Excuse Me While I Ugly Cry by Joya Goffney
Excuse Me While I Ugly Cry by debut author Joya Goffney is the story of an overly enthusiastic list maker who is blackmailed into completing a to-do list of all her worst fears. It’s a heartfelt, tortured, contemporary YA high school romance with epistolary elements. Fans of Jenny Han’s To All the Boys I’ve Loved Before and Kristina Forest’s debut I Wanna Be Where You Are will love the juicy secrets, leap-off-the-page sexual tension and the enemy-to-lover romantic arc.
Quinn keeps lists of everything—from the days she’s ugly cried, to “Things That I Would Never Admit Out Loud,” to all the boys she’d like to kiss. Her lists keep her sane. By writing her fears on paper, she never has to face them in real life. That is, until her journal goes missing…
An anonymous account posts one of her lists on Instagram for the whole school to see and blackmails her into facing seven of her greatest fears, or else her entire journal will go public. Quinn doesn’t know who to trust. Desperate, she teams up with Carter Bennett—the last known person to have her journal—in a race against time to track down the blackmailer.

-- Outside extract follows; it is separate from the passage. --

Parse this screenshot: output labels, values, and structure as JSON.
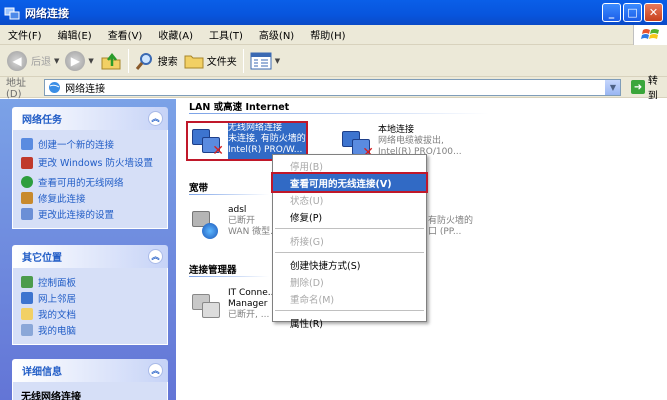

Together, they journey through everything Quinn’s been too afraid to face, and along the way, Quinn finds the courage to be honest, to live in the moment, and to fall in love.
Expected publication: May 4th 2021 by HarperTeen
While Excuse Me While I Ugly Cry was on my TBR, I wasn’t planning on requesting it. Luckily the publisher reached out about it and I’m so glad they did. I loved this so much!
I’ll first state that I’m a white reader. But I think the way the author talked about race can be super helpful for teens. Things are explained so well and I think they might understand things better after reading books like this.
Quinn is a black teen living in Texas. It’s Austin, but still. There are very few black kids in her school and her only friends have been white. Her best friend, Destany, made some comments at a party and Quinn basically ghosted her. Destany thinks it’s because Quinn’s crush, Matt, asked her out. But that’s not it. Quinn realizes that her “friends” say racist things, including using the N word in front of her and she never said anything. She let it go and that was wrong. Quinn is a list maker. She has a journal with all her private thoughts in it. She lied to her parents about getting into Columbia and that’s just one of the secrets in the journal. Another is that she hasn’t visited her grandma, Hattie, since she went into a nursing home. Quinn is worried that she won’t remember her. There are also things about her feelings for Matt, boys she thinks are hot, and other sexual/romantic things. There’s just a lot. Quinn keeps most things inside and she’s not a huge risk taker. I loved Quinn so much.
Carter is another black kid in Quinn’s school. She thinks he’s hot, but that’s about it. When they are paired up for a school project, Carter and Auden go to Quinn’s house. Carter is confronted by Quinn’s dad who mistook him for a criminal robbing the house. Carter is livid and leaves pretty quickly. But he took Quinn’s journal instead of his own. Then he loses it. Whoever took it starts blackmailing Quinn. They also release the info about her not getting into Columbia. Everything is a mess and Quinn doesn’t know what to do. Carter offers to help. Even though she doesn’t trust him, Quinn accepts his help. She has to do things on her first list and show proof or more pages will be released. Carter introduces Quinn to Olivia (Livvy) and they get along so well. Quinn realizes how much different it is to hang out with people that are more like her. It’s less stressful and they understand her more than Destany ever did. The growing friendships were so fun to read about. Livvy was a favorite for me. Quinn starts having feelings for Carter, but she’s afraid. He does push her to do more and live in her head less.
“It’s a little hard to change when you have a journal telling you who to be.”
The kids visit colleges and go out to a concert in Austin. Quinn drinks way too much, but she’s having fun. She still has a lot of secrets including things she needs to tell Livvy about.
I loved everything in this book. The characters were the big standouts to me.
I gave this book 5 stars.
Thank you to the publisher and Netgalley for my review copy.
Warnings for racism, major income differences, Alzheimer’s, bullying, blackmail, parents fighting, single parents, teenage drinking.
Have you read this book yet? Is it on your TBR?